It is quite obvious that the House of Lords must be reformed in a less half-hearted way than heretofore, entirely dispensing with the anachronisms of the hereditary principle once and for all. This does not mean that able and proven hereditary lords should not be appointed to the House in their alternative professional capacity, whatever this may be. A fully appointed House of Lords, representative of the best and obviously most willing to serve in all the major professional fields, including as now, the law and the Church, is by far the most sensible way forward.
The ‘Church’, in this instance, should not be only the accepted Church of England status quo, but include members from all faiths represented in the population, many of whom represent more proactive communities than the C-of-E bishops. Appointments should, in no way, be the remit of political parties; all appointees should be independent, at least in theory, and at all costs, the taint of privilege in the name, the ‘Lords’, has to be removed. We have been discussing this and came up with all sorts of delightfully republican titles in the Roman model which might not fit well in a monarchy. In the end, perhaps ‘Councillors of State’ offends no one and would acceptably dignify the important role of members of a future second house of parliament.
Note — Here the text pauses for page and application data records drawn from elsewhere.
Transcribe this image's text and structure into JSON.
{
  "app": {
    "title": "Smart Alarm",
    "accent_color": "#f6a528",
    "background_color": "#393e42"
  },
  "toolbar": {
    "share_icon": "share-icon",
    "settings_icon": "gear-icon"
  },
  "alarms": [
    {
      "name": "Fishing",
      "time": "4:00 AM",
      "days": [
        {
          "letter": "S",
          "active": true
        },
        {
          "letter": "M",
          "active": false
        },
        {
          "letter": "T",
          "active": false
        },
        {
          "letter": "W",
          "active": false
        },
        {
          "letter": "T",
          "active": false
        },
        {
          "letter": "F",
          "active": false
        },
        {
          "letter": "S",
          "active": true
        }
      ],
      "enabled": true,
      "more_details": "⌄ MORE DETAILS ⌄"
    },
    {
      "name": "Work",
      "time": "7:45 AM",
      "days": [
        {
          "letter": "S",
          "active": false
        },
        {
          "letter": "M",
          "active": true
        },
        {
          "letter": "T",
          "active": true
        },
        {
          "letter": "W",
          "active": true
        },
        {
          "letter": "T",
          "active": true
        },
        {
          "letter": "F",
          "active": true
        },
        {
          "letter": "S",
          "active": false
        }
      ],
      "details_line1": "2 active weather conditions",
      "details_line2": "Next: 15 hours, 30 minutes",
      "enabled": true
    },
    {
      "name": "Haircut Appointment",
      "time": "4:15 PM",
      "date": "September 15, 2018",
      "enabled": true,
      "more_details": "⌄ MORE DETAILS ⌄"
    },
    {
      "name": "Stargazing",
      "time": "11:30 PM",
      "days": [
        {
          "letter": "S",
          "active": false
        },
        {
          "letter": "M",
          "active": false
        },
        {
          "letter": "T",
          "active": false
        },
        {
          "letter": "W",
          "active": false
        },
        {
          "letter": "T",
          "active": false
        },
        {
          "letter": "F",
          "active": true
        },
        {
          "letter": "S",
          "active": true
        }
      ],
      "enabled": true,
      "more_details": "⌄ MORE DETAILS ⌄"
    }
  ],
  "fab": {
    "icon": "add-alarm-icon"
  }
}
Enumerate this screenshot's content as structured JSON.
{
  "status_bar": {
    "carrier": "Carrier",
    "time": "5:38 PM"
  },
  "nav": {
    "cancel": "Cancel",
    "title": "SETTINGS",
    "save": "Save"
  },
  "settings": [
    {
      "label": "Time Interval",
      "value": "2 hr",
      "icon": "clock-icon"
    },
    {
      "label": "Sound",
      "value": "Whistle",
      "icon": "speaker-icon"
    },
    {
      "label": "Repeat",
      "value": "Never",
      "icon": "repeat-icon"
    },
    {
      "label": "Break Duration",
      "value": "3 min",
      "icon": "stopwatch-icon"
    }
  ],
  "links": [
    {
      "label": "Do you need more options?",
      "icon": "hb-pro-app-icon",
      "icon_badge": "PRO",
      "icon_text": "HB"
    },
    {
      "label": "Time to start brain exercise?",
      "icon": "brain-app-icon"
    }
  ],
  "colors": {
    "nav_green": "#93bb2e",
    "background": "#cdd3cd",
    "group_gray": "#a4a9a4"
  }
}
Lastly, no one here can have escaped knowledge of the 200th anniversary of the abolition of the slave trade. I have spent most of my life, since school history-lessons, wrongly believing that the slave trade was abolished here in 1833. In fact, the Abolition of the Slave Trade Act was passed in 1807, followed by the Abolition of Slavery Act in 1833, resulting in a good deal of compensation for slave-owners like Henry Philpotts, the High Church and High Conservative Bishop of Exeter, who had 665 slaves for which he received £12,700 compensation. His slaves were not, in fact, in England, swelling the ranks of the cathedral choir but working in the sugar plantations in the West Indies, part-owned by the bishop. His compensation allowed him to build a large house in Torquay, a south-west seaside town, which is now the luxury Palace Hotel. A film comes out this week about William Wilberforce, the moving force behind the 1807 act and close friend of William Pitt, the youngest ever prime minister. Wilberforce himself became MP for Hull, where the deputy prime minister now squats, when he was only 21. He may be less highly thought of for his insistence on the introduction of Christian teachers into India from 1813 as part of the renewal conditions of the British East India Company’s charter.
Unfortunately, in the face of unpalatable historical fact, the government shows the usual signs of wanting to apologize for the past and for the slave trade instead of concentrating on present horrors. I have spent some time writing about human trafficking and bonded labour in India but the incidence of slavery and trafficking is rising here and all over Europe, let alone ongoing slavery in Africa. Slavery was criminalized in Niger only in 2003, but a local human rights organization believes that nearly one million people are still held in bondage, many of whom were born into slavery from slave parents. Wilberforce died three days after the passing of the Abolition of Slavery Bill in 1833; he was buried with great honour in Westminster Abbey. He must be turning in his grave now, 174 years later.